Web page and app entries:
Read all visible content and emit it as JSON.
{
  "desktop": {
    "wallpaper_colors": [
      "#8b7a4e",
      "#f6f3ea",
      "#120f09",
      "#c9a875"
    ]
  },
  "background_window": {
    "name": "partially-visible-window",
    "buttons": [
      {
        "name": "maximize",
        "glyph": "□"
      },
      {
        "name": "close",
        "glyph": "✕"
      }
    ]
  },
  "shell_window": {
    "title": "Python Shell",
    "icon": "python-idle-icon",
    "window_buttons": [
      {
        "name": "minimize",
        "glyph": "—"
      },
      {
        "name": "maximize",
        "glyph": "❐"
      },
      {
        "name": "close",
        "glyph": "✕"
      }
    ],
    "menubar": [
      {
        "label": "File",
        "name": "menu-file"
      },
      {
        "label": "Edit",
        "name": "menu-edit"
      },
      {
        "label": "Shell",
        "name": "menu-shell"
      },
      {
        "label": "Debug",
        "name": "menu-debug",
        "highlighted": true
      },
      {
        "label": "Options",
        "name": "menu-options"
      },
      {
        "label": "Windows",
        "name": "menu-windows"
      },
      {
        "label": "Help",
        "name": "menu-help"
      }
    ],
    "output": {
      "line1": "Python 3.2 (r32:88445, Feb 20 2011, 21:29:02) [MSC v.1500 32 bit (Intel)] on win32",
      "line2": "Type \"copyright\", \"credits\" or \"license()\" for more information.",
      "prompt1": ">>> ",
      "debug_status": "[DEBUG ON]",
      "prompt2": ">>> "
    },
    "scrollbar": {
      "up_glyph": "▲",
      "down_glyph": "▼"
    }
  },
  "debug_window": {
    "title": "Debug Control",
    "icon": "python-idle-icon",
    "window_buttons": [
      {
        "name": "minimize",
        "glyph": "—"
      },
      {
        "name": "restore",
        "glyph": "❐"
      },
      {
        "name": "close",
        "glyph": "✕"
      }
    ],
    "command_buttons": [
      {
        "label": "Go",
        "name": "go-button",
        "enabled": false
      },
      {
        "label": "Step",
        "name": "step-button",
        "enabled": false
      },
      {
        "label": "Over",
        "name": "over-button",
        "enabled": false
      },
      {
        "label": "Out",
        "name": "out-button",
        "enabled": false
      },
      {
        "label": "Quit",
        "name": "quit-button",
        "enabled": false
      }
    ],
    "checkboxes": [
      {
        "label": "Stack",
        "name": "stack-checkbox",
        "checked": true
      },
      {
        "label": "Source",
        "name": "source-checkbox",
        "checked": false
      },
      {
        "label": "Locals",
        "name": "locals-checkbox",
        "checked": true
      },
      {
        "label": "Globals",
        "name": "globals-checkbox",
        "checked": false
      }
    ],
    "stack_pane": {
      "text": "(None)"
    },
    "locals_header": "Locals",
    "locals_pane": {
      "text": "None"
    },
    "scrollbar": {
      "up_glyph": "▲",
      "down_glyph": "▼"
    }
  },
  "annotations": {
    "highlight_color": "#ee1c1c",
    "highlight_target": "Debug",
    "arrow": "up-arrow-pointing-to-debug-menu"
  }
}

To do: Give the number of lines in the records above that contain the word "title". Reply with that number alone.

Answer to this exercise: 2